#### Try it:
Which lines in the listing below contain "mysql"? Copy each of them.

#### Information shown:
..........

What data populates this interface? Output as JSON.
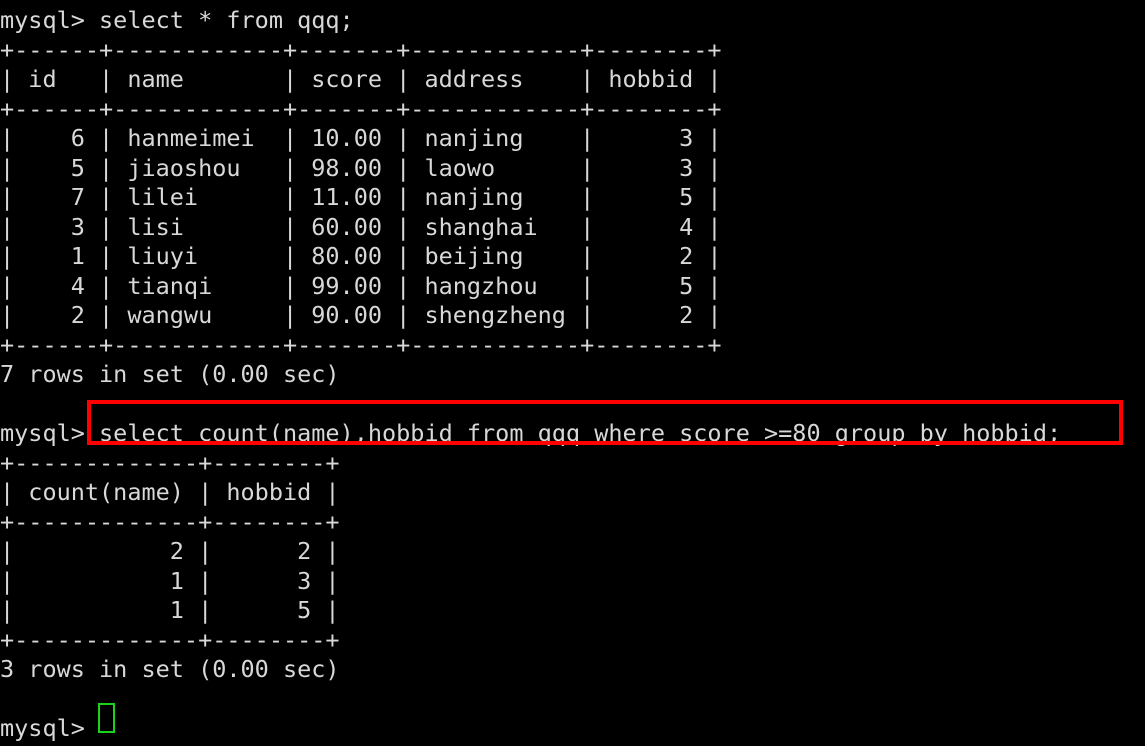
{
  "terminal": {
    "prompt": "mysql>",
    "background_color": "#000000",
    "text_color": "#d8d8d8",
    "highlight_color": "#ff0000",
    "cursor_color": "#19d419",
    "lines": [
      "mysql> select * from qqq;",
      "+------+------------+-------+------------+--------+",
      "| id   | name       | score | address    | hobbid |",
      "+------+------------+-------+------------+--------+",
      "|    6 | hanmeimei  | 10.00 | nanjing    |      3 |",
      "|    5 | jiaoshou   | 98.00 | laowo      |      3 |",
      "|    7 | lilei      | 11.00 | nanjing    |      5 |",
      "|    3 | lisi       | 60.00 | shanghai   |      4 |",
      "|    1 | liuyi      | 80.00 | beijing    |      2 |",
      "|    4 | tianqi     | 99.00 | hangzhou   |      5 |",
      "|    2 | wangwu     | 90.00 | shengzheng |      2 |",
      "+------+------------+-------+------------+--------+",
      "7 rows in set (0.00 sec)",
      "",
      "mysql> select count(name),hobbid from qqq where score >=80 group by hobbid;",
      "+-------------+--------+",
      "| count(name) | hobbid |",
      "+-------------+--------+",
      "|           2 |      2 |",
      "|           1 |      3 |",
      "|           1 |      5 |",
      "+-------------+--------+",
      "3 rows in set (0.00 sec)",
      "",
      "mysql> "
    ],
    "highlighted_command": "select count(name),hobbid from qqq where score >=80 group by hobbid;"
  },
  "query_1": {
    "command": "select * from qqq;",
    "table": {
      "columns": [
        "id",
        "name",
        "score",
        "address",
        "hobbid"
      ],
      "rows": [
        [
          "6",
          "hanmeimei",
          "10.00",
          "nanjing",
          "3"
        ],
        [
          "5",
          "jiaoshou",
          "98.00",
          "laowo",
          "3"
        ],
        [
          "7",
          "lilei",
          "11.00",
          "nanjing",
          "5"
        ],
        [
          "3",
          "lisi",
          "60.00",
          "shanghai",
          "4"
        ],
        [
          "1",
          "liuyi",
          "80.00",
          "beijing",
          "2"
        ],
        [
          "4",
          "tianqi",
          "99.00",
          "hangzhou",
          "5"
        ],
        [
          "2",
          "wangwu",
          "90.00",
          "shengzheng",
          "2"
        ]
      ]
    },
    "status": "7 rows in set (0.00 sec)",
    "row_count": 7,
    "elapsed": "0.00 sec"
  },
  "query_2": {
    "command": "select count(name),hobbid from qqq where score >=80 group by hobbid;",
    "table": {
      "columns": [
        "count(name)",
        "hobbid"
      ],
      "rows": [
        [
          "2",
          "2"
        ],
        [
          "1",
          "3"
        ],
        [
          "1",
          "5"
        ]
      ]
    },
    "status": "3 rows in set (0.00 sec)",
    "row_count": 3,
    "elapsed": "0.00 sec"
  }
}
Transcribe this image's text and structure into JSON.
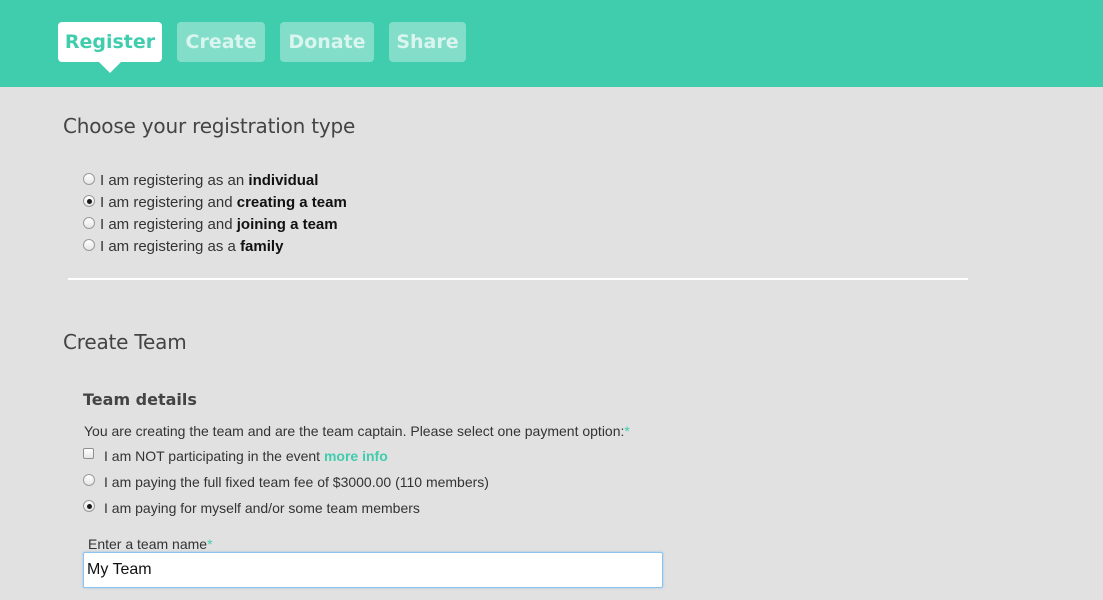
{
  "nav": {
    "tabs": [
      {
        "label": "Register",
        "active": true
      },
      {
        "label": "Create",
        "active": false
      },
      {
        "label": "Donate",
        "active": false
      },
      {
        "label": "Share",
        "active": false
      }
    ]
  },
  "registration": {
    "title": "Choose your registration type",
    "options": [
      {
        "prefix": "I am registering as an ",
        "bold": "individual",
        "selected": false
      },
      {
        "prefix": "I am registering and ",
        "bold": "creating a team",
        "selected": true
      },
      {
        "prefix": "I am registering and ",
        "bold": "joining a team",
        "selected": false
      },
      {
        "prefix": "I am registering as a ",
        "bold": "family",
        "selected": false
      }
    ]
  },
  "create_team": {
    "title": "Create Team",
    "details_title": "Team details",
    "instruction": "You are creating the team and are the team captain. Please select one payment option:",
    "required_mark": "*",
    "payment_options": [
      {
        "text": "I am NOT participating in the event ",
        "link": "more info",
        "type": "checkbox",
        "checked": false
      },
      {
        "text": "I am paying the full fixed team fee of $3000.00 (110 members)",
        "type": "radio",
        "checked": false
      },
      {
        "text": "I am paying for myself and/or some team members",
        "type": "radio",
        "checked": true
      }
    ],
    "team_name_label": "Enter a team name",
    "team_name_value": "My Team"
  },
  "colors": {
    "accent": "#40cdad",
    "background": "#e1e1e1"
  }
}
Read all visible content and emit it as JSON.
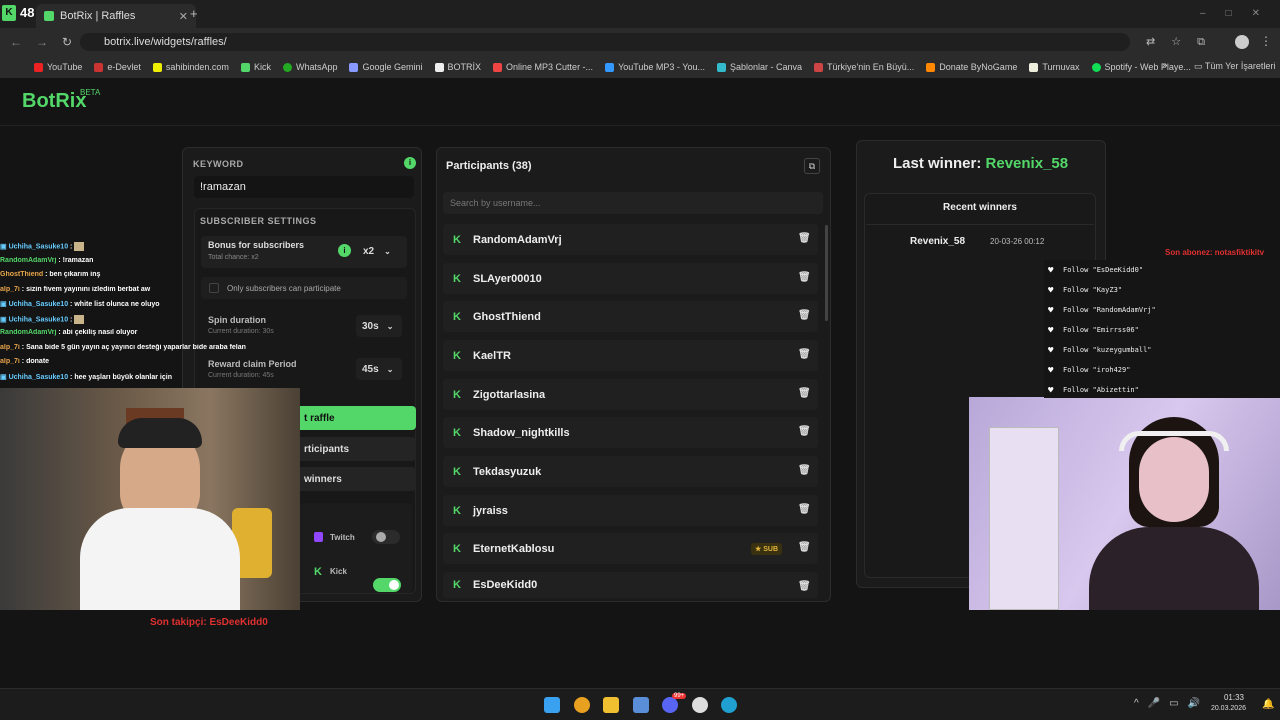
{
  "browser": {
    "tab_count_badge": "48",
    "tab_title": "BotRix | Raffles",
    "new_tab_label": "+",
    "url": "botrix.live/widgets/raffles/",
    "bookmarks": [
      "YouTube",
      "e-Devlet",
      "sahibinden.com",
      "Kick",
      "WhatsApp",
      "Google Gemini",
      "BOTRİX",
      "Online MP3 Cutter -...",
      "YouTube MP3 - You...",
      "Şablonlar - Canva",
      "Türkiye'nin En Büyü...",
      "Donate ByNoGame",
      "Turnuvax",
      "Spotify - Web Playe..."
    ],
    "bookmarks_folder": "Tüm Yer İşaretleri"
  },
  "app": {
    "logo": "BotRix",
    "logo_beta": "BETA",
    "keyword_label": "KEYWORD",
    "keyword_value": "!ramazan",
    "subscriber_settings_label": "SUBSCRIBER SETTINGS",
    "bonus_label": "Bonus for subscribers",
    "bonus_sub": "Total chance: x2",
    "bonus_value": "x2",
    "only_subs_label": "Only subscribers can participate",
    "spin_label": "Spin duration",
    "spin_sub": "Current duration: 30s",
    "spin_value": "30s",
    "claim_label": "Reward claim Period",
    "claim_sub": "Current duration: 45s",
    "claim_value": "45s",
    "start_raffle_fragment": "t raffle",
    "participants_btn_fragment": "rticipants",
    "winners_btn_fragment": "winners",
    "twitch_label": "Twitch",
    "kick_label": "Kick",
    "participants_title": "Participants (38)",
    "search_placeholder": "Search by username...",
    "participants": [
      {
        "name": "RandomAdamVrj",
        "sub": ""
      },
      {
        "name": "SLAyer00010",
        "sub": ""
      },
      {
        "name": "GhostThiend",
        "sub": ""
      },
      {
        "name": "KaelTR",
        "sub": ""
      },
      {
        "name": "Zigottarlasina",
        "sub": ""
      },
      {
        "name": "Shadow_nightkills",
        "sub": ""
      },
      {
        "name": "Tekdasyuzuk",
        "sub": ""
      },
      {
        "name": "jyraiss",
        "sub": ""
      },
      {
        "name": "EternetKablosu",
        "sub": "SUB"
      },
      {
        "name": "EsDeeKidd0",
        "sub": ""
      }
    ],
    "last_winner_label": "Last winner:",
    "last_winner_name": "Revenix_58",
    "recent_winners_title": "Recent winners",
    "recent_winner_name": "Revenix_58",
    "recent_winner_time": "20-03-26 00:12"
  },
  "overlay": {
    "chat": [
      {
        "user": "Uchiha_Sasuke10",
        "msg": "",
        "color": "#6cf"
      },
      {
        "user": "RandomAdamVrj",
        "msg": "!ramazan",
        "color": "#53d769"
      },
      {
        "user": "GhostThiend",
        "msg": "ben çıkarım inş",
        "color": "#e8a54a"
      },
      {
        "user": "alp_7i",
        "msg": "sizin fivem yayınını izledim berbat aw",
        "color": "#e8a54a"
      },
      {
        "user": "Uchiha_Sasuke10",
        "msg": "white list olunca ne oluyo",
        "color": "#6cf"
      },
      {
        "user": "Uchiha_Sasuke10",
        "msg": "",
        "color": "#6cf"
      },
      {
        "user": "RandomAdamVrj",
        "msg": "abi çekiliş nasıl oluyor",
        "color": "#53d769"
      },
      {
        "user": "alp_7i",
        "msg": "Sana bide 5 gün yayın aç yayıncı desteği yaparlar bide araba felan",
        "color": "#e8a54a"
      },
      {
        "user": "alp_7i",
        "msg": "donate",
        "color": "#e8a54a"
      },
      {
        "user": "Uchiha_Sasuke10",
        "msg": "hee yaşları büyük olanlar için",
        "color": "#6cf"
      }
    ],
    "last_follower": "Son takipçi: EsDeeKidd0",
    "last_donor": "Son abonez: notasfiktikitv",
    "follows": [
      "Follow \"EsDeeKidd0\"",
      "Follow \"KayZ3\"",
      "Follow \"RandomAdamVrj\"",
      "Follow \"Emirrss06\"",
      "Follow \"kuzeygumball\"",
      "Follow \"iroh429\"",
      "Follow \"Abizettin\""
    ]
  },
  "taskbar": {
    "time": "01:33",
    "date": "20.03.2026",
    "notif_badge": "99+"
  },
  "colors": {
    "accent": "#53d769",
    "bg": "#141414",
    "panel": "#1b1b1b",
    "red_overlay": "#e03030"
  }
}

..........

#### Your response:
    "prompt": "mysql>",
      "mysql> select * from qqq;",
      "mysql> select count(name),hobbid from qqq where score >=80 group by hobbid;",
      "mysql> "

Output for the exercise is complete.